Why are people putting their mortgage first?

As to why mortgage payments have been the priority for most, the survey suggests it is because Americans believe their home loan offers the highest perceived value of all the expenses competing for their attention. 

Part of this is likely connected to the desire to protect the equity that has accumulated in their properties following strong house price growth in recent years. In addition, there is a sense that keeping current on home loan payments has taken on increased importance because of the greater amount of time spent at home during lockdowns and the shift to working and schooling from home.

“Mortgage is once again the clear priority for U.S. borrowers,” said Matt Komos, TransUnion’s head of research and consulting in the U.S. “The mantra, ‘you can’t drive your home to work’ doesn’t have the same effect when millions of Americans are waking up, showering, eating breakfast and taking only a few steps to their home office.”

Americans prioritize mortgages in the pandemic, but which debt should you pay off first?

(Image credit: Getty)

As well as the growth in remote working and rise in home values, the study also notes that fewer people will have fallen delinquent on their mortgage due to the large number of borrowers who will have quickly entered accommodation programs, and been able to delay payments and maintain their accounts, during the pandemic. 

While these people may have had their mortgage fears allayed for a while at least, the survey also reveals the weight of pressure that others have felt to keep up with their payments. Indeed, six in 10 homeowners said they expected to receive a call from their lender if they missed one mortgage payment and more than half (52%) were concerned by the damage that might be inflicted on their credit score if they skipped a payment. Almost one in five (17%) were fearful of the threat of foreclosure or repossession should they miss a mortgage payment.

Which debt should you pay off first?

The reasons put forward for not wanting to miss mortgage payments definitely have their merits, yet in some circumstances, arguments can be made as to why other debts may need to take priority. In particular, anyone with a payday loan should almost certainly be looking to pay down this high rate and high risk debt first. 

Indeed, for some people, the instinct will always be to pay off the credit that is attracting the highest rate of interest first, and this is an eminently sensible strategy to adopt, as you’ll pay less in interest over the long term. If this is the approach for you, it’s important to remember, however, that you must also meet the minimum payment requirements on credit cards and personal loans at the same time to avoid costly penalties. 

Americans prioritize mortgages in the pandemic, but which debt should you pay off first?

(Image credit: Getty)

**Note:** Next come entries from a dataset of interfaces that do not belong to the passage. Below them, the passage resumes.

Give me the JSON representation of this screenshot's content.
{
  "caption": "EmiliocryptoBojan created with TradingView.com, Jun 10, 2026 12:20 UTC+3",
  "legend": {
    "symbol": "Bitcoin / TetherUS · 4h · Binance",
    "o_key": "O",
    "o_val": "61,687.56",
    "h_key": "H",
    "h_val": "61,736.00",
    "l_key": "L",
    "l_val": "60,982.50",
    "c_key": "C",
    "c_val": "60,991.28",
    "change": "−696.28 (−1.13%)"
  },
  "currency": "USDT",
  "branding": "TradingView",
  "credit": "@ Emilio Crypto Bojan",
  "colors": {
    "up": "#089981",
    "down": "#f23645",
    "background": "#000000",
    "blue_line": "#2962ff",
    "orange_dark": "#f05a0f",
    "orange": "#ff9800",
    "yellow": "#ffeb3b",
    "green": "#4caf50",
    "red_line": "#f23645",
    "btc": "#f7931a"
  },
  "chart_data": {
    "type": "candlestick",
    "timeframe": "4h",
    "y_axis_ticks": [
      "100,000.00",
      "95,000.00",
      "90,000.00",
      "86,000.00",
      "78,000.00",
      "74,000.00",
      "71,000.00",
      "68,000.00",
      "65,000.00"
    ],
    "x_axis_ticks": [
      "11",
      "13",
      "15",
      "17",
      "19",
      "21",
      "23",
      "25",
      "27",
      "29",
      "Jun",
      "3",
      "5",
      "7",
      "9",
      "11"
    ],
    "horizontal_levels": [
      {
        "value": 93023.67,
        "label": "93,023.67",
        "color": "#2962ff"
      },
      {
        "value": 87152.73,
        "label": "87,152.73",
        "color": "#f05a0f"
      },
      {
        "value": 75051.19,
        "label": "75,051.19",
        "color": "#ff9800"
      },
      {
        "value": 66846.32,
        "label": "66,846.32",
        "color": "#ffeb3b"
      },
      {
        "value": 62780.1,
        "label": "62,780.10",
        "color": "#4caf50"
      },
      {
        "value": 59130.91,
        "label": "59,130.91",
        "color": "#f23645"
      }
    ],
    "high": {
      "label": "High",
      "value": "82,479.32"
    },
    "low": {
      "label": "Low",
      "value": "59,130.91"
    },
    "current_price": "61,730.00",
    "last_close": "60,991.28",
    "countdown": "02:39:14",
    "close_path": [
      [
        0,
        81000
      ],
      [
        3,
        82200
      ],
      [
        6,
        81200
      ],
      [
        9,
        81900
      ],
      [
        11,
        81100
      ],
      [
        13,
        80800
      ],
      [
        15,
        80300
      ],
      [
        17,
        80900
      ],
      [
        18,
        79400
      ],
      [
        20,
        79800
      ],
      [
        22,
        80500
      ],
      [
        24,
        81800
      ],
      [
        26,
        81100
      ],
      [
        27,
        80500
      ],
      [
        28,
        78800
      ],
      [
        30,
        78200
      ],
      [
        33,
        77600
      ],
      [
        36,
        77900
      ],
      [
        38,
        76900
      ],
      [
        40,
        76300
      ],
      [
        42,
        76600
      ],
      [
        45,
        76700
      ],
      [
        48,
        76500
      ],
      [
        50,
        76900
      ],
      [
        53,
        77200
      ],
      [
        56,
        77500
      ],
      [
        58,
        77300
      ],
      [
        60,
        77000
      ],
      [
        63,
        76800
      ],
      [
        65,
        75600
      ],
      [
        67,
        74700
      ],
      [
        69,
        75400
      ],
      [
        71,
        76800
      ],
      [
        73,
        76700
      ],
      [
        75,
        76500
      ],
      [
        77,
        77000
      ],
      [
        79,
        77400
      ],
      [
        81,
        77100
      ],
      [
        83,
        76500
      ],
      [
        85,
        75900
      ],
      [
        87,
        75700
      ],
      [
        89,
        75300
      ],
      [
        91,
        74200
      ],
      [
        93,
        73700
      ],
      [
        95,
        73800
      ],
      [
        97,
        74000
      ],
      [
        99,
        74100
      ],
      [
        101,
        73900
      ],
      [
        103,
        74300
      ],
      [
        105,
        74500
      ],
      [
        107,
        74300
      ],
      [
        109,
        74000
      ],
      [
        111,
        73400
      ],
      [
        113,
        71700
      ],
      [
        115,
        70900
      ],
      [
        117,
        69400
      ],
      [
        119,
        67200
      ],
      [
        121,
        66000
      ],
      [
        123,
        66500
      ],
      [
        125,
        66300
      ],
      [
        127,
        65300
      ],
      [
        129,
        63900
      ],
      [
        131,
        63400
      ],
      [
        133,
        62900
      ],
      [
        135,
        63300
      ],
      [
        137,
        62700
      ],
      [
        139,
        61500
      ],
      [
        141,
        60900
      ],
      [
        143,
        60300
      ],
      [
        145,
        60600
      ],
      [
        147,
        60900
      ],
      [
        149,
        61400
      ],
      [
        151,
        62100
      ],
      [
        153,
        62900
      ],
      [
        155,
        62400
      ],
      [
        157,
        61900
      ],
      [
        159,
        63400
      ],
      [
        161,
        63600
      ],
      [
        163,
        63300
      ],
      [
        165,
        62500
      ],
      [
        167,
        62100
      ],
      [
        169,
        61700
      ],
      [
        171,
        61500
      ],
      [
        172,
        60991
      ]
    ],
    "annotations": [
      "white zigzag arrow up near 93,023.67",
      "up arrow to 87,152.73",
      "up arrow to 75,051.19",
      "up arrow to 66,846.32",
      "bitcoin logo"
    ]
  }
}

For others, the need to keep themselves motivated and see that they are making tangible progress in lowering their debt may make paying off their smallest debt first a better approach. If this doesn’t happen to be the debt with the highest interest rate, then you may end up paying more in interest overall. However, for some people, the psychological benefits of being able to say that they’ve ticked something off their debt list, and giving them the impetus to clear more, will prove more important. It’s also worth considering that the quicker you pay down what you owe, the better it is for your credit rating. 

A further option if you’re really struggling to work out which debt to meet first could be debt consolidation, as by bringing everything that you owe together into a single loan, the only priority you’ll have is making that one payment.  

Tim is Finance Editor at Top Ten Reviews. With over 20 years’ experience in the financial services industry, Tim has spent most of his career working for a financial data firm, where he was Online Editor of the consumer-facing Moneyfacts site, and regularly penned articles for the financial advice publication Investment Life and Pensions Moneyfacts. As a result, he has an excellent knowledge of almost areas of personal finance and, in particular, the retirement, investment, protection, mortgage and savings sectors. A keen armchair follower of most sports, Tim regularly plays soccer, and also enjoys attending live music events, when not having to chase after his two children.